Monday, March 11, 2013

Friday, March 8, 2013

Jersey (III)

Fujifilm X-Pro1.
Island of Jersey.

Thursday, March 7, 2013

Jersey (II)

Fujifilm X-Pro1.
Island of Jersey.

Wednesday, March 6, 2013

Jersey (I)

Fujifilm X-Pro1.
Island of Jersey.

Tuesday, March 5, 2013


Experimenting these days with various instrumental ditties for a video project.
Here, passing the Casiotone through the Small Stone phaser.
Old school.

Friday, March 1, 2013

Bye-Bye Venom!

I needed to make room for the upcoming MS20 Mini, and to be honest I wasn't using the M-Audio Venom that much.

Why? Well, certainly not because it sounds bad. The Venom is an outstanding instrument, with great value for the price. It can produce very complex grooves and has a character of its own, which cannot be said about a lot of digital synths.

It's really about the interface, or lack thereof : you can't program sounds without the software editor.
By that, I don't mean that it's inconvenient without the software.
I mean to say that you absolutely NEED a computer, because most editing functions aren't accessible through the synth LCD menus.
For instance, you can't select the oscillator waveforms on the synth. That's done with the software editor.
You can select the FX type and its mixing level, but you can't change the FX settings.
And so on.... 
This is really a problem. These drastic limitations mean that you just can't take the synth away and program stuff. You need a computer at all times.
I know there is a way to use an iPad to control the parameters, but I couldn't begin to understand how you're supposed to do that, what with the app and the interfaces needed, and frankly I didn't have the patience when my others synths, well, you just switch them on and you're set to create.

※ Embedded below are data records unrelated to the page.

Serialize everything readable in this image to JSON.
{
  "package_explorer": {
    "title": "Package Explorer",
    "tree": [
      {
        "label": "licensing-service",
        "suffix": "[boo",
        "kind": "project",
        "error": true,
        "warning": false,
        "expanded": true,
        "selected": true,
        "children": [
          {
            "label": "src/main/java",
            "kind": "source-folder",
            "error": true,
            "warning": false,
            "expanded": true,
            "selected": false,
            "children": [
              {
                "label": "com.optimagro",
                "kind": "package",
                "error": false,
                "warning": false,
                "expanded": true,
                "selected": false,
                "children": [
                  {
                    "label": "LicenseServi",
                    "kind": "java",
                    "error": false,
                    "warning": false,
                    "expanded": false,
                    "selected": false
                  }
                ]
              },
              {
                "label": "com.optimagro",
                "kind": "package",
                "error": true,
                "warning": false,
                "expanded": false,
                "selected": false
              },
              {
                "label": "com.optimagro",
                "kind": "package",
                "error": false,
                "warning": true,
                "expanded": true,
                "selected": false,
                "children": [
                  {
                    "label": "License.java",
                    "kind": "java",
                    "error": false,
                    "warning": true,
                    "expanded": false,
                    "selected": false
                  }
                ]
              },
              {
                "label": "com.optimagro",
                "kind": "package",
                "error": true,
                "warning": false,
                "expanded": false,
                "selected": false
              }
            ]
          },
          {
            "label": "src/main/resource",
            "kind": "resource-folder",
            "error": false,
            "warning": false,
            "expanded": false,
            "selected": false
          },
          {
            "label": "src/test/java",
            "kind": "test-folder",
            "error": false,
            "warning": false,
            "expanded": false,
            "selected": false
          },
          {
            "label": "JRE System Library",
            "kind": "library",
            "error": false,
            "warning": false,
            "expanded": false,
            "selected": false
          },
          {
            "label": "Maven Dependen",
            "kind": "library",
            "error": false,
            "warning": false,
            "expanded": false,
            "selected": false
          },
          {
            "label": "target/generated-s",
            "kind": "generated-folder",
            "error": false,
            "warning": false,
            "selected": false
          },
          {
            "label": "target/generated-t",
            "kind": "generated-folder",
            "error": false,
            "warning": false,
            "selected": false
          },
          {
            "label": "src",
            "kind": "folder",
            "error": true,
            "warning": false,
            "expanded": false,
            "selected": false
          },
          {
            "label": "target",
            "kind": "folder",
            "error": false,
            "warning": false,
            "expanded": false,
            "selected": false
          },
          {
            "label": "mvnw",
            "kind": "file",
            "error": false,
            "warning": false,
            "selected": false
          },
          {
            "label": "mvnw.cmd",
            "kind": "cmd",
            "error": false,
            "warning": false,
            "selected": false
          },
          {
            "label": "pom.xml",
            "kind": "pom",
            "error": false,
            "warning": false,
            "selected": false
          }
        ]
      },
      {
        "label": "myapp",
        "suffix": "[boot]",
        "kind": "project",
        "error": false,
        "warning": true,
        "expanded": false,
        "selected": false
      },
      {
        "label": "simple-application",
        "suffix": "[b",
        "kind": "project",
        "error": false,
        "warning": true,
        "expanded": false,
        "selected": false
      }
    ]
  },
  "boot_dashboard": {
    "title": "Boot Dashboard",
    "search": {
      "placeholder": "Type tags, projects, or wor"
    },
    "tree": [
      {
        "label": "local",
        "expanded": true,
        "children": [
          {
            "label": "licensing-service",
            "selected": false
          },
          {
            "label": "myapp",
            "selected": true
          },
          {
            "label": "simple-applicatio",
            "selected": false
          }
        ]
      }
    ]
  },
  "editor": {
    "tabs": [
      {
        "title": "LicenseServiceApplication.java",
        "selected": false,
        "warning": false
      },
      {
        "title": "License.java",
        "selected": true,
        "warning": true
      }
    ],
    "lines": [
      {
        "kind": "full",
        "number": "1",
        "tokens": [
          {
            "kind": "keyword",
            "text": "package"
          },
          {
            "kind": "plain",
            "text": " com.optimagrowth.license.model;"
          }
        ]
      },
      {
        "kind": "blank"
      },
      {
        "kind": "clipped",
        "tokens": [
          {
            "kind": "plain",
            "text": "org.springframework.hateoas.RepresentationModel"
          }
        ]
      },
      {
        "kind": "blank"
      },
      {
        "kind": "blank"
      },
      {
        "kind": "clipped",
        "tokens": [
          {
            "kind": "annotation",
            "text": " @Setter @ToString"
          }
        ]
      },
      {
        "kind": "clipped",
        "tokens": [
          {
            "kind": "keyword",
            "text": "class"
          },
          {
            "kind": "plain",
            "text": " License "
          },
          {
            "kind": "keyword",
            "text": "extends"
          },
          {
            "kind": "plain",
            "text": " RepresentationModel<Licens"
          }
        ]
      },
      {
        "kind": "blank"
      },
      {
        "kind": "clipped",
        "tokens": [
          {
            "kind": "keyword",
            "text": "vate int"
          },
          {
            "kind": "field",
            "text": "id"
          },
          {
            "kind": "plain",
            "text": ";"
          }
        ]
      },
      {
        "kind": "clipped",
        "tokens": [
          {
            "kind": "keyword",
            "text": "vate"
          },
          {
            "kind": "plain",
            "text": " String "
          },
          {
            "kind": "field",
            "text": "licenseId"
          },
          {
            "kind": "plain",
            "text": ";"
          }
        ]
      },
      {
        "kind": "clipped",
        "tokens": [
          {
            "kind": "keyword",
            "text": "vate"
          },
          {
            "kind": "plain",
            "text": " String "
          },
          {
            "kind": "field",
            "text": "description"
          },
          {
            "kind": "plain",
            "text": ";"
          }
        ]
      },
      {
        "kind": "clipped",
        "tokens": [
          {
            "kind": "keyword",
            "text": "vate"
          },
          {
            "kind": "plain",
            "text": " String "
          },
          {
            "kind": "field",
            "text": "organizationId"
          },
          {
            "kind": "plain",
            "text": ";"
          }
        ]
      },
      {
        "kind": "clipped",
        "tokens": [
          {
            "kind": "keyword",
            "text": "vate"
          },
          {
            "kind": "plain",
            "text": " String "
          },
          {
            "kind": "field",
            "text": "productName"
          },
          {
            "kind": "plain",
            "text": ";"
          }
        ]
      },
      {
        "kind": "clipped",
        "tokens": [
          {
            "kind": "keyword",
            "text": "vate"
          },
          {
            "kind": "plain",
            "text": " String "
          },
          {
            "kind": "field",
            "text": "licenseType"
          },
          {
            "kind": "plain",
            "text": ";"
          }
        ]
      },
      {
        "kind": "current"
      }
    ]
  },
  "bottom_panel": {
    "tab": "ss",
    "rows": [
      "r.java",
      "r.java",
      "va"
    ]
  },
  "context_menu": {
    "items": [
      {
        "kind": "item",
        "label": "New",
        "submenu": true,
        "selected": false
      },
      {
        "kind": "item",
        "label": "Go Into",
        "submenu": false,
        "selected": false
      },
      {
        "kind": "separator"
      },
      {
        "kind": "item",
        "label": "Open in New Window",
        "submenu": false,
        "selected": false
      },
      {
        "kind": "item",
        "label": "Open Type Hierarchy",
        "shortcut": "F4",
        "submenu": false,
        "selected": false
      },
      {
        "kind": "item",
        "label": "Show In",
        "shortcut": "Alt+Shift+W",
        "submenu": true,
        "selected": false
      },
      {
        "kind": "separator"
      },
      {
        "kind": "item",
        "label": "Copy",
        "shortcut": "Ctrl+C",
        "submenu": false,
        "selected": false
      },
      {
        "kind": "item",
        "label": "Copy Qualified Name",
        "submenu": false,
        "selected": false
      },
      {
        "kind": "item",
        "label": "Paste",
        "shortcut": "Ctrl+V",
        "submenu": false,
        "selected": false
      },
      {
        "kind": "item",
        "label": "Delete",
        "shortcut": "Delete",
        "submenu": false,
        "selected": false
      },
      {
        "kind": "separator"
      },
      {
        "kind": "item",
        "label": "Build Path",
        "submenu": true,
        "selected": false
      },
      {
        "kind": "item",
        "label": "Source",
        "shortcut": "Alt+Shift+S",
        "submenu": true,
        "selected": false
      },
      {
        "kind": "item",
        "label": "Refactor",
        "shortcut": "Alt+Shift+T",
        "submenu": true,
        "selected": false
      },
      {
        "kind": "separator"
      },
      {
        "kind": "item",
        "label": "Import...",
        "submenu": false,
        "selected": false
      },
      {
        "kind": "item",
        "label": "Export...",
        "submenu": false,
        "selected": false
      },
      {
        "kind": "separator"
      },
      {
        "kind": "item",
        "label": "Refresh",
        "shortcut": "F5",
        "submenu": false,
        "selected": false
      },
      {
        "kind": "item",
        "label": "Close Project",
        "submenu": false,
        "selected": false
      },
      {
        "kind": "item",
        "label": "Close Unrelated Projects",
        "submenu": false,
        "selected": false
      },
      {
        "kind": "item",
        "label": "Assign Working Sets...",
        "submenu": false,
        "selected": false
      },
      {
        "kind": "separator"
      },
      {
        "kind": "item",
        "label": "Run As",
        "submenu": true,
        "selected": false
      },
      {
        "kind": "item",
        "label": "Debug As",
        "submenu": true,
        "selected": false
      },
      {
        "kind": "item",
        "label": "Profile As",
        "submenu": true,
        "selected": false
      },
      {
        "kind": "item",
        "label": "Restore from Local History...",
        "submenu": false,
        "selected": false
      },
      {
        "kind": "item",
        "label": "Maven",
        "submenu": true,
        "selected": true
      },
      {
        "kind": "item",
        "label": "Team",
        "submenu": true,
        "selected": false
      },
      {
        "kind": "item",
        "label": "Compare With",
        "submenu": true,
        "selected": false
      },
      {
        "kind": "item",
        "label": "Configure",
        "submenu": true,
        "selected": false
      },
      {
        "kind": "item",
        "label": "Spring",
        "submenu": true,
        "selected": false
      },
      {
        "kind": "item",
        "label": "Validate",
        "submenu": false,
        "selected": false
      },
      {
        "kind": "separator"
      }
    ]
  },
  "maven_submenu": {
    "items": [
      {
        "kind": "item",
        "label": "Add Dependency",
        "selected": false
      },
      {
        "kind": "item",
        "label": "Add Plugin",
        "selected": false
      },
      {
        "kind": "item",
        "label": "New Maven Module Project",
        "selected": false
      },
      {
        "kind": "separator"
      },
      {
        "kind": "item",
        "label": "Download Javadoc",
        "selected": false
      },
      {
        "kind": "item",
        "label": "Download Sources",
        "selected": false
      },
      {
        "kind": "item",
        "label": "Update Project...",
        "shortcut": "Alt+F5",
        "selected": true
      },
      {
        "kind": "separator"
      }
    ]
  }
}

Not having to create sounds on the computer is the reason why I buy hardware instruments in the first place.

That said, if you don't mind working that way, the Venom is a great synth.